Edirne Governor Dursun Ali Şahin, whose comments about the Edirne Synagogue being used solely as a museum after its restoration due to Israeli raids on al-Aqsa in Jerusalem received serious criticism, is facing an administrative investigation for his comments, according to sources in Ankara.
Şahin had said, "While those people akin to bandits massacre Muslims within al-Aqsa, we are restoring their synagogues over here. I am voicing this with hostility inside. The synagogue here will serve solely as a museum once the restoration is complete."
The Edirne Synagogue, built with the permission of the Ottoman government, started to serve the Jewish community of Edirne in 1907. It served as a synagogue until 1983 when the Jewish community disappeared. The building was transferred to the Foundations Department in 1995. The roof of the building collapsed in 1997. The restoration project, which will be complete in the next few months, cost the department close to TL 4.5 million ($2.07 million).
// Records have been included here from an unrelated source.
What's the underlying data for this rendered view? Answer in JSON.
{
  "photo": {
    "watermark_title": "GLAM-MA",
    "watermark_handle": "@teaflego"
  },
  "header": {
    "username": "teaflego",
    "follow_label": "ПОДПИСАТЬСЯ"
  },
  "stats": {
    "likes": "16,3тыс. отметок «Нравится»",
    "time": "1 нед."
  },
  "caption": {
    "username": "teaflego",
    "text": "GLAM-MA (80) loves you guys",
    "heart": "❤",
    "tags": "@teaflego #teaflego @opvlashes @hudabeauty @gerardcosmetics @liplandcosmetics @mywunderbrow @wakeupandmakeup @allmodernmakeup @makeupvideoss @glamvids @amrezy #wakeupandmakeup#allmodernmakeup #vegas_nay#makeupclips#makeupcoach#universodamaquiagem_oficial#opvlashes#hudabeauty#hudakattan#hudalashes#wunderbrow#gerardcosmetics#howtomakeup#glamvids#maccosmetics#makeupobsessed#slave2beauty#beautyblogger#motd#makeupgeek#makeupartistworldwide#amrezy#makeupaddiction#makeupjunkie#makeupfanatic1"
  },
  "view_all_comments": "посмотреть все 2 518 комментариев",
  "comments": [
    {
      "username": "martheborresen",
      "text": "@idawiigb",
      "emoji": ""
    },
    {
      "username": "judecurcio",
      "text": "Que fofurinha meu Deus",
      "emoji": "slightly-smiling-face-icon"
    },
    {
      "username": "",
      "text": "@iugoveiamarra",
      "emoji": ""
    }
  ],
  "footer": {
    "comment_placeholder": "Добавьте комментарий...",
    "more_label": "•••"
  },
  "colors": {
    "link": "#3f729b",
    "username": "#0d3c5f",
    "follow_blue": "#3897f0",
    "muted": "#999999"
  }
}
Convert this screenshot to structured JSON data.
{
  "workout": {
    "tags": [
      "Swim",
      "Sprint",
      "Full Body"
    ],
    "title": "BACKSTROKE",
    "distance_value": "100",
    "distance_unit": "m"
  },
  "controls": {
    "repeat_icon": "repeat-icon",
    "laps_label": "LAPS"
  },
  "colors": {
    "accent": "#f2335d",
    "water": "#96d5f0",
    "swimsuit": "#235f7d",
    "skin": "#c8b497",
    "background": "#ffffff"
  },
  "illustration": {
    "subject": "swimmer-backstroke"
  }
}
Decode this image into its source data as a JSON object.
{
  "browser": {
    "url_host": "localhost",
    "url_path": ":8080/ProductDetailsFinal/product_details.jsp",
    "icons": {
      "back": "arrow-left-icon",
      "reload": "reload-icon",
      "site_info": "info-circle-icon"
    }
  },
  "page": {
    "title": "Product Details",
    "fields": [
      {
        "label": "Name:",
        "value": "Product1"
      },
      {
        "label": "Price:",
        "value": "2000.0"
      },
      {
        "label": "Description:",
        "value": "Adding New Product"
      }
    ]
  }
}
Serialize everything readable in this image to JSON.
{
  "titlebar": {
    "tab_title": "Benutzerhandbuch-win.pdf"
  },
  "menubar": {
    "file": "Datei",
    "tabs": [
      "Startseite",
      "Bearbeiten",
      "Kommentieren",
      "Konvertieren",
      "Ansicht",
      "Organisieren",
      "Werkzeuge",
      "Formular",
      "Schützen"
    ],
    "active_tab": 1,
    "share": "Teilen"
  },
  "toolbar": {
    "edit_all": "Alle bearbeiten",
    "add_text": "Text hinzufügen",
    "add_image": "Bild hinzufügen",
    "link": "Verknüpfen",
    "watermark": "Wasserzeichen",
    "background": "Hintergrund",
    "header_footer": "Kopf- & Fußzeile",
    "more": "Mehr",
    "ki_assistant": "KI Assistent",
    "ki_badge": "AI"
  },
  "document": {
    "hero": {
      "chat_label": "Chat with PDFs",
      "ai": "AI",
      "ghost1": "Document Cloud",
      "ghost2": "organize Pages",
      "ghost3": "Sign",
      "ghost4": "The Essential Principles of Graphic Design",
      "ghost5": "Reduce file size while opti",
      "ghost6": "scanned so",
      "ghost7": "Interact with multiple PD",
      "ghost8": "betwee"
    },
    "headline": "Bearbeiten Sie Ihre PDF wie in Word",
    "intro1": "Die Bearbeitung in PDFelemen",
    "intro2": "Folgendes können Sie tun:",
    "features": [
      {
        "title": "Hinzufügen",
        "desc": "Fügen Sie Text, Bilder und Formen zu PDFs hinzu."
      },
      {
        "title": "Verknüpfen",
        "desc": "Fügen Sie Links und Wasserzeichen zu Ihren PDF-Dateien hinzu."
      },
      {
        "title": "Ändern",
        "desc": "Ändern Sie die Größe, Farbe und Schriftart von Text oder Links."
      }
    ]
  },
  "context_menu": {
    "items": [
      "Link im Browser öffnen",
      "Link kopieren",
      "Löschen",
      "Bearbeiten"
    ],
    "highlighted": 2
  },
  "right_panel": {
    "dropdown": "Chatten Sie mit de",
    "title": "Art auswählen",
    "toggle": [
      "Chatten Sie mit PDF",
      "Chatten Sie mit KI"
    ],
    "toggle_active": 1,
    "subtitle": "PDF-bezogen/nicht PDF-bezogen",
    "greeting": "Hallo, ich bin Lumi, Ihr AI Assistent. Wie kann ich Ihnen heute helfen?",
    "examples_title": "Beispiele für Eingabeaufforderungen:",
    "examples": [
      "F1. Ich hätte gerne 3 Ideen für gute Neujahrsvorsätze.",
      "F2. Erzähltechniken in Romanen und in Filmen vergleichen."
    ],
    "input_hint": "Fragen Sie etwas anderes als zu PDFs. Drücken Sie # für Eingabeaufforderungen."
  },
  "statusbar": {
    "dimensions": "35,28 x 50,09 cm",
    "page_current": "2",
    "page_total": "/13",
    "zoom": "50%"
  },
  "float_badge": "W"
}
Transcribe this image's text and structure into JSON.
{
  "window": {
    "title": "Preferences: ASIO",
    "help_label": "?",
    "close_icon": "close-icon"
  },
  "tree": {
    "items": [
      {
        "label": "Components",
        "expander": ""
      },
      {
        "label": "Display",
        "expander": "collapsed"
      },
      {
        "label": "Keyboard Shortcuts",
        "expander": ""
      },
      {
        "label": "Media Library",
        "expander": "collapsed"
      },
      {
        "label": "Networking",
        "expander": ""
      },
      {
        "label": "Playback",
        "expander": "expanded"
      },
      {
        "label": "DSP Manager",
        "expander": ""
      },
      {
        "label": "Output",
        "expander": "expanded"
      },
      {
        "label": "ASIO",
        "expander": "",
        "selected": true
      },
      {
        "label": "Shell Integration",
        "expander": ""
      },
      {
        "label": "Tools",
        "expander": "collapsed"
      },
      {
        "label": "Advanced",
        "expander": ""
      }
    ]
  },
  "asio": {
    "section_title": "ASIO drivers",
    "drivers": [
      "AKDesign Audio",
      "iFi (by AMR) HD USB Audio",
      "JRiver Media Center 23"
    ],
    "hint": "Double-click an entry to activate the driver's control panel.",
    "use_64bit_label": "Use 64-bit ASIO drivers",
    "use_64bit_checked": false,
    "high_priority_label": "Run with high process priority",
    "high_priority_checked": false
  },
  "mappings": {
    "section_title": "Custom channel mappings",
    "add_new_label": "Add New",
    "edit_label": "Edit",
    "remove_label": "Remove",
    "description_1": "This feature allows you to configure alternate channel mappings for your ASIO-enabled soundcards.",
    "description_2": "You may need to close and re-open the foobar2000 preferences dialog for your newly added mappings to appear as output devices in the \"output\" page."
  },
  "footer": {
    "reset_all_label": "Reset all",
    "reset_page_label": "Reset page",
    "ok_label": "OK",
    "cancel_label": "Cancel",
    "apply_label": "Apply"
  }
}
After serious criticism, Şahin backtracked on his comments, arguing that the decision to turn the building into a museum belonged to the Foundations Department. In a statement released by the Governor's Office, reports pertaining to the synagogue being turned into a museum by the governor because of the developments in Israel were dismissed as false. The office said the governor's statement was made to voice his disapproval over the developments in the al-Aqsa compound.
The Turkish Jewish Community and the Office of the Chief Rabbi, in a statement said: "Developments in the Middle East do not give anyone the right to turn Turkish Jews, who are proud to be a part of the Ottoman and Turkish nation, into targets. We are concerned over such a statement voiced by a governor who represents the state."
In the statement, it was noted that the restoration of the synagogue was graciously done by the Foundations Department with the support and cooperation of the Jewish community and that the building would serve a dual purpose as both a synagogue and a museum.
Foundations Department General Manager Adnan Ertem also released a statement, underlining the fact that the building would serve as a place of worship. He said the principle function of the building would be to serve as a synagogue. "The secondary purpose is its cultural value. It will serve both as a place of worship and a museum, just like the Sultanahmet Mosque or the Süleymaniye Mosque," he said.